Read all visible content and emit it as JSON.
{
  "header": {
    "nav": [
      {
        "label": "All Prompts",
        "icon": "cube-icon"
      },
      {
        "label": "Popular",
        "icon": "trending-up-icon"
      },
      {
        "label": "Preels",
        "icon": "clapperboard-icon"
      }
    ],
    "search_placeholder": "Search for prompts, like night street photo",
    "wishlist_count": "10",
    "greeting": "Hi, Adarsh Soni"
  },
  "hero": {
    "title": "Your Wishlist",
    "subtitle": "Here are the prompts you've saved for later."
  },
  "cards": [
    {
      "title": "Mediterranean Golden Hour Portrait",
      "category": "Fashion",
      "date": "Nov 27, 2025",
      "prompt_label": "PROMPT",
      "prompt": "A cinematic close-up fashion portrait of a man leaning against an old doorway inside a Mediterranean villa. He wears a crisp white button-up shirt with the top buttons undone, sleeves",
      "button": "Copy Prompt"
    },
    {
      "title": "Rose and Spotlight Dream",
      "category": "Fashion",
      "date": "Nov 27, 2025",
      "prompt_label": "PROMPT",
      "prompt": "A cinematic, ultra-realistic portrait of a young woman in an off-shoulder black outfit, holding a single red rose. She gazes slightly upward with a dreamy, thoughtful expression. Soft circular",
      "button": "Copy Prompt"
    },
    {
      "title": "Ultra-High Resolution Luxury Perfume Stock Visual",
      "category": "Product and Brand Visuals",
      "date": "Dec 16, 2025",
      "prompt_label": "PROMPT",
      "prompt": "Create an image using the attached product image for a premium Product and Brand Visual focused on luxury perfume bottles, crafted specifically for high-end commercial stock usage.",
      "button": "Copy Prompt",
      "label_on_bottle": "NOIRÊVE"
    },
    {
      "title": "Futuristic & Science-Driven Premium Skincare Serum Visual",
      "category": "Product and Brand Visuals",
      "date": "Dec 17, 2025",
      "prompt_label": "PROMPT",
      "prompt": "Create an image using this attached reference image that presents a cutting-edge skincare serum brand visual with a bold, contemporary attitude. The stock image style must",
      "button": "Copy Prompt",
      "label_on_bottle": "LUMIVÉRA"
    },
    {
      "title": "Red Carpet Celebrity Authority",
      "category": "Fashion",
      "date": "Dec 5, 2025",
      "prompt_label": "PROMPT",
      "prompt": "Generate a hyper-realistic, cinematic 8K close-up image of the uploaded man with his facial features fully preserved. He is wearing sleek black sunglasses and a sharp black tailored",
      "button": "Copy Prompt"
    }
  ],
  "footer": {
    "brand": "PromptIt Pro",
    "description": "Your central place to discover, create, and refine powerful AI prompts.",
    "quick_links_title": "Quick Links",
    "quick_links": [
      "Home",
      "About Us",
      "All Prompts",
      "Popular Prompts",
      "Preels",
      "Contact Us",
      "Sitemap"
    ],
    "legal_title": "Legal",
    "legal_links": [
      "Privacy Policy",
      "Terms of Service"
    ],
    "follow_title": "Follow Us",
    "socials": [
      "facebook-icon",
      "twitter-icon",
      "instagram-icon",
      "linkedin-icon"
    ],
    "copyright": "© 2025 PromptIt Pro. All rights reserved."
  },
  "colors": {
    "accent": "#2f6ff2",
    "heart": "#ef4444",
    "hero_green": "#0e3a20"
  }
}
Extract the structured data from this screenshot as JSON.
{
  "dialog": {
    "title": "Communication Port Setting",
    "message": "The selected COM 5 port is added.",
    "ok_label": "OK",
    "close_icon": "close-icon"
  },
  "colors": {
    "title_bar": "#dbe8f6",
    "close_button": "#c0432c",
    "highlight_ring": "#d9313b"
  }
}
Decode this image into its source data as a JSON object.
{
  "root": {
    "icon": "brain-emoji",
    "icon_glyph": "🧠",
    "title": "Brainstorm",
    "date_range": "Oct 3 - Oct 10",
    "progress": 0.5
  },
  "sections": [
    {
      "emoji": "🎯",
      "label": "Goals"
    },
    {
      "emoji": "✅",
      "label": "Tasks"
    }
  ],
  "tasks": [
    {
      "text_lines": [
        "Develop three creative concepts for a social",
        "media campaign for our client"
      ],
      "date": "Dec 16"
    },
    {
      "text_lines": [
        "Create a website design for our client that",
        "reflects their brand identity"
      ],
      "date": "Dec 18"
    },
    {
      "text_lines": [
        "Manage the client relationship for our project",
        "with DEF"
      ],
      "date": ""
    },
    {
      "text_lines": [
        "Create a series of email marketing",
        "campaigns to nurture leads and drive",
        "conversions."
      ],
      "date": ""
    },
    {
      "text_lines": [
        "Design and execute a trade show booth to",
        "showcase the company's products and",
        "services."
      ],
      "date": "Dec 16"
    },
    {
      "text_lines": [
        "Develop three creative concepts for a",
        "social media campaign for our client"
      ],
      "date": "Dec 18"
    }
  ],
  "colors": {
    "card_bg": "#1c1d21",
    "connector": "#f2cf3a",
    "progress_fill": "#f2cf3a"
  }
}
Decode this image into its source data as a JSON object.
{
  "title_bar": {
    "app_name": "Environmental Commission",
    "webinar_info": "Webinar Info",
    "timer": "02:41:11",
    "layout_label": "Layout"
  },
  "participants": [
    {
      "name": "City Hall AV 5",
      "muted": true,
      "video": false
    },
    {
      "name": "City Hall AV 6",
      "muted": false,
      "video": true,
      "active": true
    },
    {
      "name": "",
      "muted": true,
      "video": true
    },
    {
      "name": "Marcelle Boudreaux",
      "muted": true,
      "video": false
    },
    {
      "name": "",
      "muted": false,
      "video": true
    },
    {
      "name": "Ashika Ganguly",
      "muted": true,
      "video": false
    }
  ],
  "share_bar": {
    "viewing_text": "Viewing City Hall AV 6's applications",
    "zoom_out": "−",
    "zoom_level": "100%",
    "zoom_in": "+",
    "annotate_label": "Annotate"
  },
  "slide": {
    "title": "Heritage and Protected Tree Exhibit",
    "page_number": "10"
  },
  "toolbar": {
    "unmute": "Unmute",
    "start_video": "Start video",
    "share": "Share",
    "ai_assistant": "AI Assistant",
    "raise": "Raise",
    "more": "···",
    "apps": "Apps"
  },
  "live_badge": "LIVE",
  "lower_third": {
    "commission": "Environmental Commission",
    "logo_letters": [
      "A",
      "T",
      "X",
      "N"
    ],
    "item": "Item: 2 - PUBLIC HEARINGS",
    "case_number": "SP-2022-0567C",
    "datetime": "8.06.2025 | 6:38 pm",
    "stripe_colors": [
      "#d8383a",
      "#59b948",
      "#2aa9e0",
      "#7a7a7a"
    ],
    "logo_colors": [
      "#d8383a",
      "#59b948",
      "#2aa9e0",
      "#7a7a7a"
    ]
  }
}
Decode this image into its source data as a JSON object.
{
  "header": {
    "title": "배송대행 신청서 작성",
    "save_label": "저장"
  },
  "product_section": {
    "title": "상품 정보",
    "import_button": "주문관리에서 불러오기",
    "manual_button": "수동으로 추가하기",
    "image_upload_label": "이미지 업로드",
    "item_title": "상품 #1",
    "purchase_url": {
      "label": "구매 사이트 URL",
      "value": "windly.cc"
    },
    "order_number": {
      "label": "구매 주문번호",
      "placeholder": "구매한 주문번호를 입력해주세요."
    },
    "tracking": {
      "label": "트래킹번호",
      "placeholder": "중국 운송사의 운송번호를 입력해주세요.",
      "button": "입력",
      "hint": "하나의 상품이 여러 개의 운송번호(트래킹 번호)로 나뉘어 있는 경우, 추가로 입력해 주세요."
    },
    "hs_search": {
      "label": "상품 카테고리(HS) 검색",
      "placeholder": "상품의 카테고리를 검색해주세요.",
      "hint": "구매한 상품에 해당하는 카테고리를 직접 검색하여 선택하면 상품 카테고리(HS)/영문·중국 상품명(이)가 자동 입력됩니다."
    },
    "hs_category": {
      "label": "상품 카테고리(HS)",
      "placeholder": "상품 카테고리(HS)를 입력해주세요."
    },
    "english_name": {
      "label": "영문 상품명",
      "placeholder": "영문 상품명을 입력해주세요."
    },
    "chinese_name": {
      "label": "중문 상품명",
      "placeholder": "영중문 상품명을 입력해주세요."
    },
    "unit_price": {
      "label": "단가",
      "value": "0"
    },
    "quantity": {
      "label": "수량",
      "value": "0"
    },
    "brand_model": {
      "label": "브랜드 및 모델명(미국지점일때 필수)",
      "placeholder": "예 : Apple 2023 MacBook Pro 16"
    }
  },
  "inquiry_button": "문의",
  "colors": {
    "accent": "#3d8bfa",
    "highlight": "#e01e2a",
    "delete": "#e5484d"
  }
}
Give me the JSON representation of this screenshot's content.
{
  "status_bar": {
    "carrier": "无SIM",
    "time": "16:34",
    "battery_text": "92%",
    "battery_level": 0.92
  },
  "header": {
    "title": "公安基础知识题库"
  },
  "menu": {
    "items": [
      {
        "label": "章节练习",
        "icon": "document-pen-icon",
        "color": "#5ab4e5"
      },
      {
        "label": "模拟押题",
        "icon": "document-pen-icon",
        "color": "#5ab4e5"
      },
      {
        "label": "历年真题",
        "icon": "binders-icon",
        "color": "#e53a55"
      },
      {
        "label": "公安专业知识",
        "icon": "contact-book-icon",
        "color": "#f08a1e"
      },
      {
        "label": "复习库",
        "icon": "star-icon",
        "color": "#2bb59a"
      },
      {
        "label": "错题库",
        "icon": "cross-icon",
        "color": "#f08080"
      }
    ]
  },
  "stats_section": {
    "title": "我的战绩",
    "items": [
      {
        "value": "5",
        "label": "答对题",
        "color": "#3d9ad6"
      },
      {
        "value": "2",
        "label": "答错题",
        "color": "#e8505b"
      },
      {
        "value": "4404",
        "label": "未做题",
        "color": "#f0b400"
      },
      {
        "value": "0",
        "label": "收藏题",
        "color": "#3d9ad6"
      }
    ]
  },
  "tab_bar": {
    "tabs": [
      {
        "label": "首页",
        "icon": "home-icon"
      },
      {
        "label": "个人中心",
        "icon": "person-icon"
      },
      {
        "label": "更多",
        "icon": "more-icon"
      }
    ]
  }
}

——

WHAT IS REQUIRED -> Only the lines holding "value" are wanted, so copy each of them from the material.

ANSWER SECTION ->
      "value": "windly.cc"
      "value": "0"
      "value": "0"
        "value": "5",
        "value": "2",
        "value": "4404",
        "value": "0",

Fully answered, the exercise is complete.